Projects are by nature risky undertakings. The very fact that they are generally both time constrained and resource constrained means that there is little margin for error when planning a project. Unforeseen events can result in time lost or a drain on resources, either of which could be detrimental to planned outcomes. The complexity of the project itself presents us with a large number of variables to consider, many of which are unknown quantities at the outset and can at best only be estimated.
It is unlikely that we will be able to eliminate either the project constraints or the element of uncertainty. The only realistic course of action when considering potential risks is to try to anticipate what might happen and either reduce the chances of a risk occurring or formulate a plan to deal with it if and when it does occur. A proactive approach to risk management will increase your chances of completing the project on time and achieving all of the project's objectives.
The first step in any risk management process is to identify potential risks. This can be done in a number of ways. One method is to ask each project team member to write down ten possible risks. The results should be used to derive a master list, with any duplicates removed. Depending on how long the final list is, it may be necessary to shorten it to include only those risks that would have a significant impact or a reasonable probability of occurring.
Once you have a definitive list, you can carry out a risk assessment of each item on the list to determine its risk characteristics in more detail. The risk assessment looks at two things. The first is the probability of the risk occurring, and the second is the impact that it could have on the project. These factors can then be assessed using a risk matrix like the one shown below.
A simple risk management matrix
Both the impact of the risk and the probability of the risk occurring need to be assessed (in the example above, each factor is given a value on a scale of one to four). The risk matrix is then used to assign a level of priority to the risk. Note that if the probability is high but the impact is low, the risk is classed as having a medium priority level. If the probability is low but the impact is high, then the risk is assigned a high priority. This is an attempt to reflect the fact that a remote chance of a major problem is worthy of more consideration than a good chance of a minor inconvenience.
Once the priority level of each risk has been established, the next step is to determine a strategy to either minimise the likelihood of the risk occurring (risk avoidance), or to deal with the risk in an optimal way if it does occur (risk mitigation).
Risk avoidance is not always possible but could include simple measures such as finding an alternative supplier for critical materials in order to eliminate (as far as possible) the risk of not being able to get hold of the required materials because your original supplier has let you down.
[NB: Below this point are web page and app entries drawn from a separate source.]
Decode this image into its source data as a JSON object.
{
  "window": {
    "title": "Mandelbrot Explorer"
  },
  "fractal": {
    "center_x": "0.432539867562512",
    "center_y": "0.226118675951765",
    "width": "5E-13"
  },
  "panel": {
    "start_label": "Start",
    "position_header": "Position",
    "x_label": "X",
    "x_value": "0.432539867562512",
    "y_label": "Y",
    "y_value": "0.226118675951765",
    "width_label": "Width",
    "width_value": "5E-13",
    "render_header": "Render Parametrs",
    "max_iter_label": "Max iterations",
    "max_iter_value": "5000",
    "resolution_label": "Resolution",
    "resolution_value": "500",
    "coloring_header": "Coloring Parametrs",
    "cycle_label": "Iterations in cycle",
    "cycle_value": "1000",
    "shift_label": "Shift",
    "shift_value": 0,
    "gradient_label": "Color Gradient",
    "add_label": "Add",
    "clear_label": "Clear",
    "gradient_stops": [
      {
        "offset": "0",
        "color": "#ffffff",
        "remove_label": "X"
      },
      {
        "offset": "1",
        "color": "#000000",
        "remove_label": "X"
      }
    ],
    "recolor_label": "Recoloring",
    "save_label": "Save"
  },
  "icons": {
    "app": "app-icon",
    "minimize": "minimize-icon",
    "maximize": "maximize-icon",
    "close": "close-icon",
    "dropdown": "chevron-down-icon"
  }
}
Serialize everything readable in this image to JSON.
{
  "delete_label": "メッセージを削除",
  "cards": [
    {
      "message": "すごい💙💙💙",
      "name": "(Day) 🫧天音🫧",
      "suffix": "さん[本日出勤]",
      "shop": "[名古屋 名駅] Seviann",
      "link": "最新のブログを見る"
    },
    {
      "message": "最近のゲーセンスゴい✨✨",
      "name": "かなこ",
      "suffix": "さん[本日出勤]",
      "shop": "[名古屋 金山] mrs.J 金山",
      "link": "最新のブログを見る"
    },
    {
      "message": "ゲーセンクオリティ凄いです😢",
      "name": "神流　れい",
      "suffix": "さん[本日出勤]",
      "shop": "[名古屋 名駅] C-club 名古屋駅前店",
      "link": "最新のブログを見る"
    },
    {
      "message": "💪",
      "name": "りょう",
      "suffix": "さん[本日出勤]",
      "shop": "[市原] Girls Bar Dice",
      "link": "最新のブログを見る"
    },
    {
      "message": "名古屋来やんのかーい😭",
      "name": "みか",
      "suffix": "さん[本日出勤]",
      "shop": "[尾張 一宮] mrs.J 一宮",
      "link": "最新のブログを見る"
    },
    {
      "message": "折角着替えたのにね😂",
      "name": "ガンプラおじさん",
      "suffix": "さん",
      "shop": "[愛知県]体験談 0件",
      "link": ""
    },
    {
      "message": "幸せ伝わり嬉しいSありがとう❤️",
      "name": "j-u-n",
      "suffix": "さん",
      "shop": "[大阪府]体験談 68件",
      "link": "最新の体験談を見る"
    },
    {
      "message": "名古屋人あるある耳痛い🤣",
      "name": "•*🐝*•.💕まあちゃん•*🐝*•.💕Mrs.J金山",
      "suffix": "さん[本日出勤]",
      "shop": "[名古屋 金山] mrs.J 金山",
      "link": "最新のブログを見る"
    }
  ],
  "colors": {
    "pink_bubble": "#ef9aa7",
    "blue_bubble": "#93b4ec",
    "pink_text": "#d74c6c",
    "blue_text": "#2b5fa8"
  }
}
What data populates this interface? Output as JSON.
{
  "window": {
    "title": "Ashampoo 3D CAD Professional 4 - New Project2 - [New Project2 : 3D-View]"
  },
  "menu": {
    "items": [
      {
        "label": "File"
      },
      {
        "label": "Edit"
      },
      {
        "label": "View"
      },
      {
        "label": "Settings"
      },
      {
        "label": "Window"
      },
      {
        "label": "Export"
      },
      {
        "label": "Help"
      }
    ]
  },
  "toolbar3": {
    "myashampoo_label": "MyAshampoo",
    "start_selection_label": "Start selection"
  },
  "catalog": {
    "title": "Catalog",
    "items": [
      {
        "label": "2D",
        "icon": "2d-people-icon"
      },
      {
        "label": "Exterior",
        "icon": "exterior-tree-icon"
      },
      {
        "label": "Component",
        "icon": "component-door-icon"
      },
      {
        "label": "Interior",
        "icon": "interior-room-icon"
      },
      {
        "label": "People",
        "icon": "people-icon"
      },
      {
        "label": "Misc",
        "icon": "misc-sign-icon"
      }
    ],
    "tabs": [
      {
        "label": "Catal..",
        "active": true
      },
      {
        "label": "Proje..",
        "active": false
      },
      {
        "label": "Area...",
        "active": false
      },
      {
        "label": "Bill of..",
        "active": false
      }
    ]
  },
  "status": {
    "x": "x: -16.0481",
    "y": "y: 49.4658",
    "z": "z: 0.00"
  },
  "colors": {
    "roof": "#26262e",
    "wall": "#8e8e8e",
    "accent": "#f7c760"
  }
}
In an extreme case, it could even mean cancelling a project if all the indicators point to it being doomed to failure.
Risk mitigation usually means having a fallback plan that can be implemented should the risk occur, in order to reduce its negative impact on the project. This could entail modifying one or more of the project objectives to get around a shortfall in time or resources, or simply re-scheduling work to accommodate changes in personnel or unforeseen delays.
In some cases the decision may be to take no further action, if the impact to the project is likely to be minimal. Whatever strategy is devised for dealing with a risk, monitoring the status of the risk and carrying out the necessary actions should it occur will be the responsibility of the risk owner (the person assigned to manage the risk). In most cases this will be the project manager, although a risk could be assigned to any project team member.
We have talked about the need to identify and assess the risks that may affect a project, and to formulate a strategy to deal with each risk identified. The final element required for the effective management of risk is to put in place a system for monitoring the status of each risk identified throughout the project's implementation phase.
Each risk, the result of its risk assessment, and the actions to be taken in response to an occurrence of the risk, must be recorded as part of the risk management plan. The risk owner is tasked with reviewing the risk at frequent and regular intervals during implementation. The risk owner should ensure that he or she can recognise the warning signs that might signal an imminent occurrence of the risk, so that they can initiate a response in good time.